Just In Case, Arizona Republicans to Change Rules to Protect McCain Seat

Sen. John McCain, R-Ariz., speaks to reporters on Capitol Hill in Washington, Thursday, July 27, 2017. The Senate voted decisively to approve a new package of stiff financial sanctions against Russia, Iran and North Korea, sending the popular bill to President Donald Trump for his signature after weeks of intense negotiations. The legislation is aimed at punishing Moscow for meddling in the 2016 presidential election and its military aggression in Ukraine and Syria, where the Kremlin has backed President Bashar Assad. McCain said the bill’s passage was long overdue, a jab at Trump and the GOP-controlled Congress. McCain, chairman of the Armed Services Committee, has called Putin a murderer and a thug.(AP Photo/Cliff Owen)

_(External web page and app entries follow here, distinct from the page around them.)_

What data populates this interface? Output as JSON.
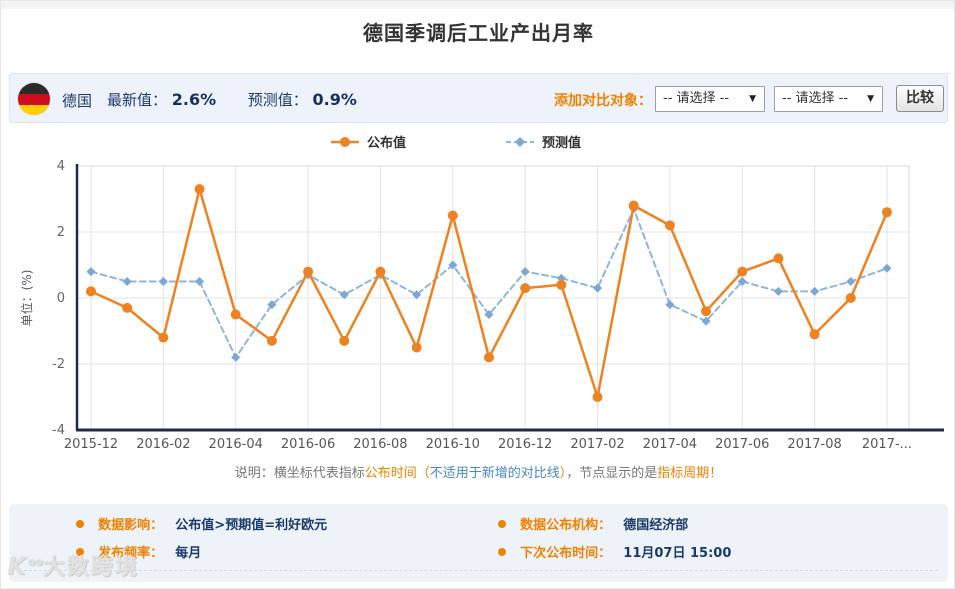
{
  "page": {
    "title": "德国季调后工业产出月率"
  },
  "header": {
    "country": "德国",
    "flag_icon": "germany-flag",
    "flag_colors": [
      "#2b2b2b",
      "#d00c1f",
      "#ffce00"
    ],
    "latest_label": "最新值：",
    "latest_value": "2.6%",
    "forecast_label": "预测值：",
    "forecast_value": "0.9%",
    "compare_label": "添加对比对象：",
    "select1_value": "-- 请选择 --",
    "select2_value": "-- 请选择 --",
    "dropdown_caret": "▼",
    "compare_button": "比较"
  },
  "chart_data": {
    "type": "line",
    "title": "",
    "ylabel": "单位：(%)",
    "ylim": [
      -4,
      4
    ],
    "y_ticks": [
      4,
      2,
      0,
      -2,
      -4
    ],
    "grid": true,
    "legend_position": "top",
    "x": [
      "2015-12",
      "2016-01",
      "2016-02",
      "2016-03",
      "2016-04",
      "2016-05",
      "2016-06",
      "2016-07",
      "2016-08",
      "2016-09",
      "2016-10",
      "2016-11",
      "2016-12",
      "2017-01",
      "2017-02",
      "2017-03",
      "2017-04",
      "2017-05",
      "2017-06",
      "2017-07",
      "2017-08",
      "2017-09",
      "2017-10"
    ],
    "x_tick_labels": [
      "2015-12",
      "2016-02",
      "2016-04",
      "2016-06",
      "2016-08",
      "2016-10",
      "2016-12",
      "2017-02",
      "2017-04",
      "2017-06",
      "2017-08",
      "2017-..."
    ],
    "series": [
      {
        "name": "公布值",
        "color": "#ef8220",
        "line_style": "solid",
        "marker": "circle",
        "values": [
          0.2,
          -0.3,
          -1.2,
          3.3,
          -0.5,
          -1.3,
          0.8,
          -1.3,
          0.8,
          -1.5,
          2.5,
          -1.8,
          0.3,
          0.4,
          -3.0,
          2.8,
          2.2,
          -0.4,
          0.8,
          1.2,
          -1.1,
          0.0,
          2.6
        ]
      },
      {
        "name": "预测值",
        "color": "#8db6de",
        "marker_color": "#7ba7d7",
        "line_style": "dashed",
        "marker": "diamond",
        "values": [
          0.8,
          0.5,
          0.5,
          0.5,
          -1.8,
          -0.2,
          0.7,
          0.1,
          0.7,
          0.1,
          1.0,
          -0.5,
          0.8,
          0.6,
          0.3,
          2.7,
          -0.2,
          -0.7,
          0.5,
          0.2,
          0.2,
          0.5,
          0.9
        ]
      }
    ]
  },
  "note": {
    "segments": [
      {
        "text": "说明：横坐标代表指标",
        "cls": "c-gray"
      },
      {
        "text": "公布时间",
        "cls": "c-orange"
      },
      {
        "text": "（",
        "cls": "c-orange"
      },
      {
        "text": "不适用于新增的对比线",
        "cls": "c-blue"
      },
      {
        "text": "）",
        "cls": "c-orange"
      },
      {
        "text": "，节点显示的是",
        "cls": "c-gray"
      },
      {
        "text": "指标周期！",
        "cls": "c-orange"
      }
    ]
  },
  "footer": {
    "items": [
      {
        "label": "数据影响：",
        "value": "公布值>预期值=利好欧元"
      },
      {
        "label": "发布频率：",
        "value": "每月"
      },
      {
        "label": "数据公布机构：",
        "value": "德国经济部"
      },
      {
        "label": "下次公布时间：",
        "value": "11月07日 15:00"
      }
    ]
  },
  "watermark": {
    "text": "大数跨境"
  }
}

As John McCain’s health crisis continues, Arizona Republicans are preparing for the worst. They want to change the rules, on the fly, to try to keep his seat Republican.


Sen. John McCain, R-Ariz., speaks to reporters on Capitol Hill in Washington, Thursday, July 27, 2017.(AP Photo/Cliff Owen)

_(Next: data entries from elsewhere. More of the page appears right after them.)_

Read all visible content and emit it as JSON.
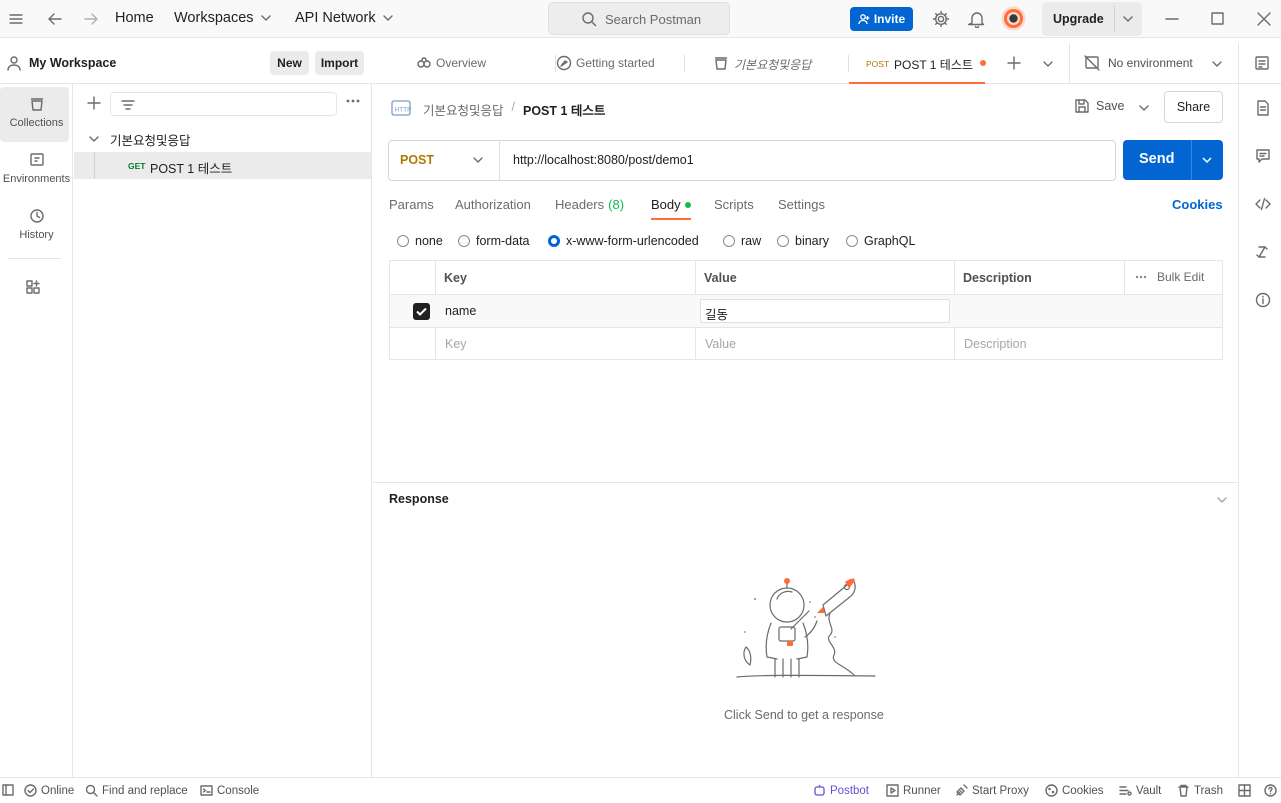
{
  "colors": {
    "accent": "#0265d2",
    "unsaved_dot": "#ff6c37",
    "body_dot": "#0cbb52",
    "method_post": "#ad7a03",
    "method_get": "#007f31"
  },
  "topbar": {
    "home": "Home",
    "workspaces": "Workspaces",
    "api_network": "API Network",
    "search_placeholder": "Search Postman",
    "invite": "Invite",
    "upgrade": "Upgrade"
  },
  "workspace": {
    "title": "My Workspace",
    "new_btn": "New",
    "import_btn": "Import"
  },
  "rail": {
    "items": [
      {
        "label": "Collections",
        "icon": "collections-icon"
      },
      {
        "label": "Environments",
        "icon": "environments-icon"
      },
      {
        "label": "History",
        "icon": "history-icon"
      }
    ]
  },
  "tree": {
    "collection": "기본요청및응답",
    "request_method": "GET",
    "request_name": "POST 1 테스트"
  },
  "tabs": [
    {
      "label": "Overview",
      "icon": "overview-icon"
    },
    {
      "label": "Getting started",
      "icon": "getting-started-icon"
    },
    {
      "label": "기본요청및응답",
      "icon": "collection-icon"
    },
    {
      "method": "POST",
      "label": "POST 1 테스트",
      "active": true
    }
  ],
  "environment": "No environment",
  "breadcrumb": {
    "collection": "기본요청및응답",
    "sep": "/",
    "request": "POST 1 테스트"
  },
  "actions": {
    "save": "Save",
    "share": "Share"
  },
  "request": {
    "method": "POST",
    "url": "http://localhost:8080/post/demo1",
    "send": "Send"
  },
  "subtabs": {
    "params": "Params",
    "authorization": "Authorization",
    "headers": "Headers",
    "headers_count": "(8)",
    "body": "Body",
    "scripts": "Scripts",
    "settings": "Settings",
    "cookies": "Cookies"
  },
  "body_types": [
    "none",
    "form-data",
    "x-www-form-urlencoded",
    "raw",
    "binary",
    "GraphQL"
  ],
  "body_selected": "x-www-form-urlencoded",
  "table": {
    "headers": {
      "key": "Key",
      "value": "Value",
      "description": "Description",
      "bulk_edit": "Bulk Edit"
    },
    "rows": [
      {
        "checked": true,
        "key": "name",
        "value": "길동",
        "description": ""
      }
    ],
    "placeholder": {
      "key": "Key",
      "value": "Value",
      "description": "Description"
    }
  },
  "response": {
    "title": "Response",
    "empty_text": "Click Send to get a response"
  },
  "statusbar": {
    "online": "Online",
    "find_replace": "Find and replace",
    "console": "Console",
    "postbot": "Postbot",
    "runner": "Runner",
    "start_proxy": "Start Proxy",
    "cookies": "Cookies",
    "vault": "Vault",
    "trash": "Trash"
  }
}
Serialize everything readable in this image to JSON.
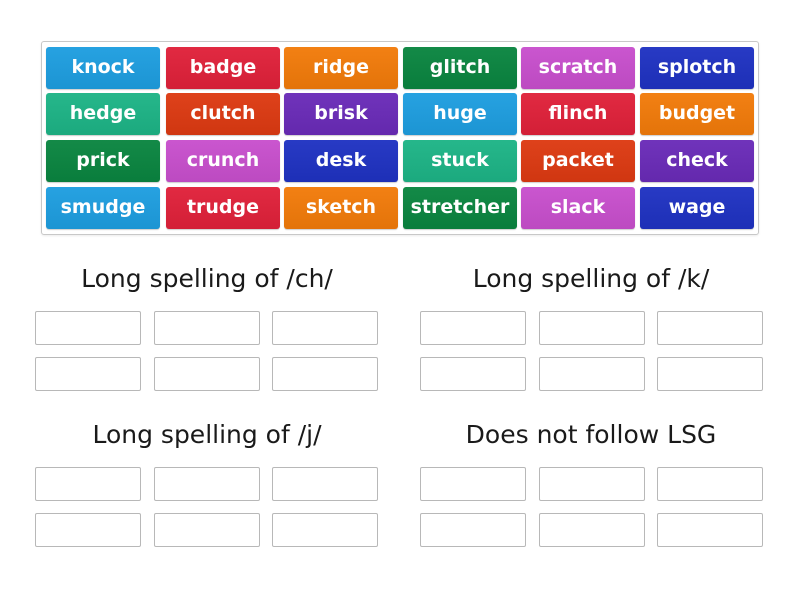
{
  "tiles": [
    {
      "label": "knock",
      "color": "#1e9ee0"
    },
    {
      "label": "badge",
      "color": "#e0213a"
    },
    {
      "label": "ridge",
      "color": "#f27b0a"
    },
    {
      "label": "glitch",
      "color": "#0a8540"
    },
    {
      "label": "scratch",
      "color": "#c84fcd"
    },
    {
      "label": "splotch",
      "color": "#1f32c2"
    },
    {
      "label": "hedge",
      "color": "#1db486"
    },
    {
      "label": "clutch",
      "color": "#dd3a12"
    },
    {
      "label": "brisk",
      "color": "#6a2bb8"
    },
    {
      "label": "huge",
      "color": "#1e9ee0"
    },
    {
      "label": "flinch",
      "color": "#e0213a"
    },
    {
      "label": "budget",
      "color": "#f27b0a"
    },
    {
      "label": "prick",
      "color": "#0a8540"
    },
    {
      "label": "crunch",
      "color": "#c84fcd"
    },
    {
      "label": "desk",
      "color": "#1f32c2"
    },
    {
      "label": "stuck",
      "color": "#1db486"
    },
    {
      "label": "packet",
      "color": "#dd3a12"
    },
    {
      "label": "check",
      "color": "#6a2bb8"
    },
    {
      "label": "smudge",
      "color": "#1e9ee0"
    },
    {
      "label": "trudge",
      "color": "#e0213a"
    },
    {
      "label": "sketch",
      "color": "#f27b0a"
    },
    {
      "label": "stretcher",
      "color": "#0a8540"
    },
    {
      "label": "slack",
      "color": "#c84fcd"
    },
    {
      "label": "wage",
      "color": "#1f32c2"
    }
  ],
  "groups": [
    {
      "title": "Long spelling of /ch/",
      "slots": 6
    },
    {
      "title": "Long spelling of /k/",
      "slots": 6
    },
    {
      "title": "Long spelling of /j/",
      "slots": 6
    },
    {
      "title": "Does not follow LSG",
      "slots": 6
    }
  ]
}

It’s a small technical change that Arizona Republicans are talking about making to Arizona law for replacing a Senator who resigns or dies, but the motive could not be more transparent. In the event of bad news, the Republicans do not want McCain’s seat to be up for election in 2018, a year expected to be very good for Democrats.

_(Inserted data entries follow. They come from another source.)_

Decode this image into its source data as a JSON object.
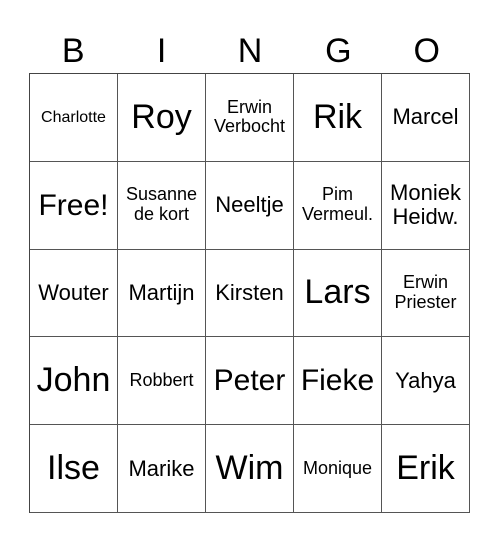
{
  "header": [
    "B",
    "I",
    "N",
    "G",
    "O"
  ],
  "cells": [
    {
      "text": "Charlotte",
      "size": "xs"
    },
    {
      "text": "Roy",
      "size": "xl"
    },
    {
      "text": "Erwin\nVerbocht",
      "size": "s"
    },
    {
      "text": "Rik",
      "size": "xl"
    },
    {
      "text": "Marcel",
      "size": "m"
    },
    {
      "text": "Free!",
      "size": "l"
    },
    {
      "text": "Susanne\nde kort",
      "size": "s"
    },
    {
      "text": "Neeltje",
      "size": "m"
    },
    {
      "text": "Pim\nVermeul.",
      "size": "s"
    },
    {
      "text": "Moniek\nHeidw.",
      "size": "m"
    },
    {
      "text": "Wouter",
      "size": "m"
    },
    {
      "text": "Martijn",
      "size": "m"
    },
    {
      "text": "Kirsten",
      "size": "m"
    },
    {
      "text": "Lars",
      "size": "xl"
    },
    {
      "text": "Erwin\nPriester",
      "size": "s"
    },
    {
      "text": "John",
      "size": "xl"
    },
    {
      "text": "Robbert",
      "size": "s"
    },
    {
      "text": "Peter",
      "size": "l"
    },
    {
      "text": "Fieke",
      "size": "l"
    },
    {
      "text": "Yahya",
      "size": "m"
    },
    {
      "text": "Ilse",
      "size": "xl"
    },
    {
      "text": "Marike",
      "size": "m"
    },
    {
      "text": "Wim",
      "size": "xl"
    },
    {
      "text": "Monique",
      "size": "s"
    },
    {
      "text": "Erik",
      "size": "xl"
    }
  ]
}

The rules as written currently say that McCain’s seat would come up for election this year, if he were to vacate the seat by May 31, leaving another month and a half if he were to resign. But the Republicans want to change the rules retroactively to change that date to March 31, which obviously has already passed.

With the rule change, from this point on, any election to replace McCain in the Senate would not happen in 2018.

Naturally, Democrats are angry, but Republicans have a 17-13 edge in the Senate and a 35-25 advantage in the House. Republicans have controlled both chambers for many years. The last time the Democrats came close to taking either was a 15-15 Senate tie in 2000.

So Republicans are likely to get what they want.